Tuileries 18th century

tuileries 18th century

After a harrowing journey at a snail’s pace, the royal family reached Paris late in the afternoon of the 6th of October 1789 and set forth naturally for the Tuileries. The little Dauphin, looking around at the dismal palace, exclaimed to Marie-Antoinette: “But it is so ugly here, Mama!”

Tuileries National Guard

tuileries national guard

In the following days, however, the other tenants were summarily invited to leave, furniture was brought in from Versailles, new apartments were set up for the royal family, including a King’s Bedchamber, and a part of the park of the Tuileries was enclosed to create a garden for the Queen and her children, separate from the area open to the public.

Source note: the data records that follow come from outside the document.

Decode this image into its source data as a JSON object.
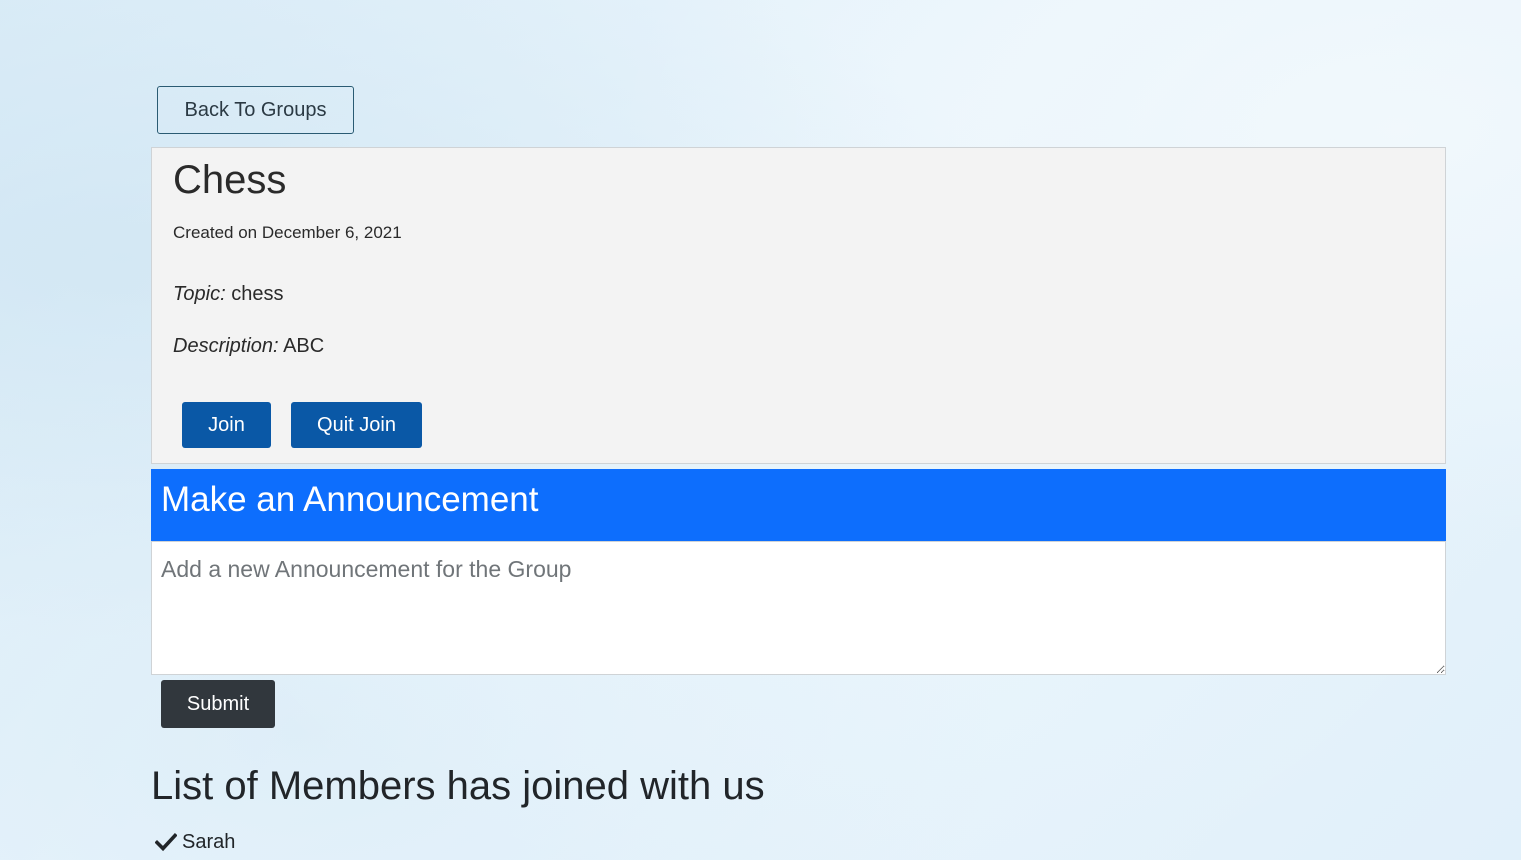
{
  "nav": {
    "back_label": "Back To Groups"
  },
  "group": {
    "title": "Chess",
    "created_line": "Created on December 6, 2021",
    "topic_label": "Topic:",
    "topic_value": "chess",
    "description_label": "Description:",
    "description_value": "ABC",
    "join_label": "Join",
    "quit_label": "Quit Join"
  },
  "announcement": {
    "heading": "Make an Announcement",
    "placeholder": "Add a new Announcement for the Group",
    "value": "",
    "submit_label": "Submit"
  },
  "members": {
    "heading": "List of Members has joined with us",
    "items": [
      {
        "name": "Sarah",
        "icon": "check-icon"
      }
    ]
  },
  "colors": {
    "primary_button": "#0a58a6",
    "announcement_header": "#0d6efd",
    "submit_button": "#31373d",
    "card_background": "#f3f3f3"
  }
}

There Louis XVI and Marie-Antoinette were surrounded by a small Court of faithful followers, a pale shadow of the spendors of Versailles. Her closest friend, Madame de Polignac, had already fled France. Now the Queen, deprived of the pleasures and privacy of her beloved Trianon, occupied her days with politics, needlework and knitting, and a daily game of billiards after dinner. The King and Queen never forgot the circumstances of their arrival in their new palace, nor the dangers of its location in the heart of Paris. They were now at the mercy of any riot, protected by National Guards whose loyalty to the monarchy they very much doubted.

Tuileries Salle du Manege

Tuileries Salle du Manege

The National Assembly, right after the King’s arrival at the Tuileries, had moved to the Salle du Manège, the former indoors riding arena built during the childhood of Louis XV next to the palace. The government was now firmly resettled in Paris.

From then on, the history of the Tuileries becomes tightly bound to that of France and the French Revolution. It was from there that the King and Queen set forth on their disastrous flight to Varennes. One of the causes of the fateful delay in the departure was that Marie-Antoinette, unfamiliar with the surroundings of the palace even after an eighteen month stay there, lost her way in the neighboring streets before joining the rest of the royal family in the carriage driven by Fersen.

It is also to the Tuileries that the royal family was taken back after the failure of the escape plan. From then on they were closely watched to prevent any other flight and became effectively prisoners in their own palace.

Finally it is the Tuileries that witnessed the fall of the monarchy after the storming of the Palace on the 10th of August 1792. On that day the royal family fled the Palace before the attack, which had been anticipated for a few days, and sought refuge with the Assembly in the Salle du Manège. The Palace was not defensible militarily, and the King made the mistake of waiting until the afternoon to order the Swiss Guards who defended the Palace to surrender. It was too late: over a thousand had died on that day, both Swiss Guards and insurgents. The Tuileries were ransacked, Louis XVI and his family were taken prisoners and transferred to the tower of the Temple.

Tuileries 10 august 1792

storming of the tuileries 10 august 1792

The legislative body elected after the abolition of the monarchy, the National Convention, disdained the Salle du Manège and settled within the Palace to mark the transfer of power from  the King to the representatives. Soon the Committee of Public Salvation, led by Robespierre, that ruled the country until 1794 held its sessions in the former apartment of the late Princesse de Lamballe.

Then Robespierre in his turn fell and was guillotined, but the National Convention remained in the Tuileries. People were tired of the bloodshed of the Reign of Terror, of the years of corruption that followed. In 1799 an ambitious young general by the name of Bonaparte seized power in a bloodless coup. The French Revolution was over, and another era in the history of the Tuileries was beginning…

To be followed…

Print Friendly, PDF & Email